Adding dark mode to a Hugo static website without learning CSS

How I added a dark theme toggle to my Hugo website without writing a single line of CSS

Radu Matei

4 minute read

Introduction

Everyone seems to be adding dark themes to their platforms these days. Recently, Microsoft even released a trailer for the future dark mode - an actual video trailer, produced to showcase a theme.

My blog, based on the Hugo Future Imperfect theme, has a strikingly light theme - which makes it extremely difficult to read at night. But because my front-end skills are completely non-existent (no, really!), creating a dark theme stylesheet for my website was out of the question. So I wanted to cheat my way into adding a dark mode, but without putting in the effort of actually learning CSS.

Generating a dark mode theme

Recently, I’ve started using the Dark Mode Extension for my browser, particularly during the night - and while it is not ideal, and lots of sites require their own custom-made dark theme (looking at you, GitHub!), it works well enough not to destroy my eyes when I read StackOverflow answers in the middle of the night.

Additionally, the extension also allows you to select your preferred style for the dark theme. I never bothered to understand how the extension worked before discovering this setting. I also never learned CSS, and while I understand the basic way it works, the sheer complexity of themes today is daunting. But as it turns out, whenever you activate the dark mode for a website, the stylesheet you selected gets injected in the page.

So I tried all the themes the extension comes with, and found out that Dark invert #5 was the style I liked best.

The actual CSS file is located in the browser extension data directory - you can find it by inspecting a web page when the extension is active, and for Chromium-based browsers, you can access it from the at a URL that resembles:

chrome-extension://<some-generated-directory>/data/content_script/general/dark_25.css

After looking at the theme style, this is the entire CSS content injected by the extension - it changes the background color, inverts colors, adjusts brightness, colours, hue:

html {
    background-color: #171717 !important;
}
html {
    filter: invert(100%) hue-rotate(180deg) brightness(105%) contrast(85%);
    -webkit-filter: invert(100%) hue-rotate(180deg) brightness(105%) contrast(85%);
}
body {
    background-color: #FFF !important;
}
img,
video,
body * [style*="background-image"] {
    filter: hue-rotate(180deg) contrast(100%) invert(100%);
    -webkit-filter: hue-rotate(180deg) contrast(100%) invert(100%);
}

So I saved this file along with the other CSS files in my theme, referenced it in the header of my HTML pages, but disabled it by default (because I still want light mode by default):

<link disabled id="dark-mode-theme" rel="stylesheet" href="/css/dark.css">

Now that I have a style, it’s time to add a way of toggling between light and dark modes.

Toggling between the light and dark modes

My theme comes with a navigation bar that is always visible at the top.
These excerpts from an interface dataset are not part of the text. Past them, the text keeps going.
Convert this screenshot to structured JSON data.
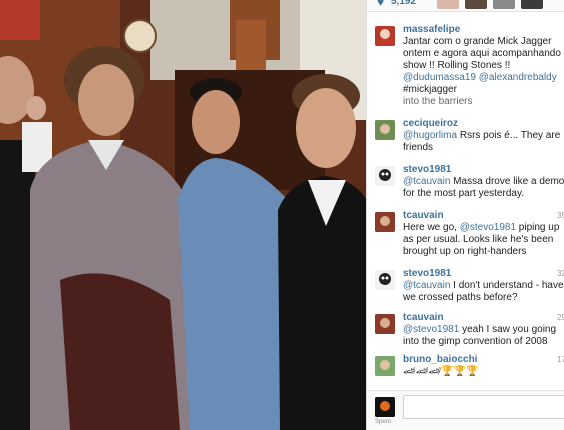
{
  "post": {
    "like_count": "5,192",
    "caption": {
      "user": "massafelipe",
      "text_lines": [
        "Jantar com o grande Mick Jagger",
        "ontem e agora aqui acompanhando",
        "show !! Rolling Stones !!"
      ],
      "mentions": "@dudumassa19 @alexandrebaldy",
      "hashtag": "#mickjagger"
    },
    "overflow_text": "into the barriers"
  },
  "comments": [
    {
      "user": "ceciqueiroz",
      "mention": "@hugorlima",
      "text": " Rsrs pois é... They are friends",
      "time": ""
    },
    {
      "user": "stevo1981",
      "mention": "@tcauvain",
      "text": " Massa drove like a demon for the most part yesterday.",
      "time": ""
    },
    {
      "user": "tcauvain",
      "mention": "",
      "text_pre": "Here we go, ",
      "mention_mid": "@stevo1981",
      "text": " piping up as per usual. Looks like he's been brought up on right-handers",
      "time": "35"
    },
    {
      "user": "stevo1981",
      "mention": "@tcauvain",
      "text": " I don't understand - have we crossed paths before?",
      "time": "32"
    },
    {
      "user": "tcauvain",
      "mention": "@stevo1981",
      "text": " yeah I saw you going into the gimp convention of 2008",
      "time": "29"
    },
    {
      "user": "bruno_baiocchi",
      "mention": "",
      "text": "🏎🏎🏎🏆🏆🏆",
      "time": "17"
    }
  ],
  "footer": {
    "placeholder": "",
    "app_label": "Spero"
  },
  "colors": {
    "link": "#3f729b",
    "text": "#222222"
  }
}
In the top right, there is a button that opens the sharing menu, one for search, and another for a menu. That portion seemed perfect to add another button, since it’s always in view.

My theme also comes with Font Awesome - and if you search, you can find icons for a moon and a sun - and we’ll use them to toggle between dark and light modes. Because I want light mode by default, I added the moon icon in the navigation bar to toggle to dark mode:

<a id="dark-mode-toggle" class="fal fa-moon-o">Toggle Dark Mode</a>

Now we need a bit of JavaScript to add an event listener, so that when the moon icon is pressed, the dark mode is toggled:

var toggle = document.getElementById("dark-mode-toggle");
var darkTheme = document.getElementById("dark-mode-theme");

toggle.addEventListener("click", () => {
    if (toggle.className === "fal fa-moon-o") {
        setTheme("dark");
    } else if (toggle.className === "fal fa-sun-o") {
        setTheme("light");
    }
});

function setTheme(mode) {
    if (mode === "dark") {
        darkTheme.disabled = false;
        toggle.className = "fal fa-sun-o";
    } else if (mode === "light") {
        darkTheme.disabled = true;
        toggle.className = "fal fa-moon-o";
    }
}

So when the icon is pressed, the style sheet is enabled or disabled, and the correct icon is set.

Using local storage for persistance

This works well enough, but if you navigate to another page in the website, the default theme (light, in my case) is re-applied. Let’s see how we can use local storage to save the preference for the theme - and just save the theme in local storage when the user changes it:

// the default theme is light
var savedTheme = localStorage.getItem("dark-mode-storage") || "light";
setTheme(savedTheme);

function setTheme(mode) {
    localStorage.setItem("dark-mode-storage", mode);

    // same as above
}

Conclusion

I managed to add a dark mode to my blog and persist the preference in local storage - all without writing a single line of CSS. It’s not perfect, and it needs plenty of more work (for example, images are inverted in an iframe), but I’m happy with the progress I made without much effort.

Thanks for reading :)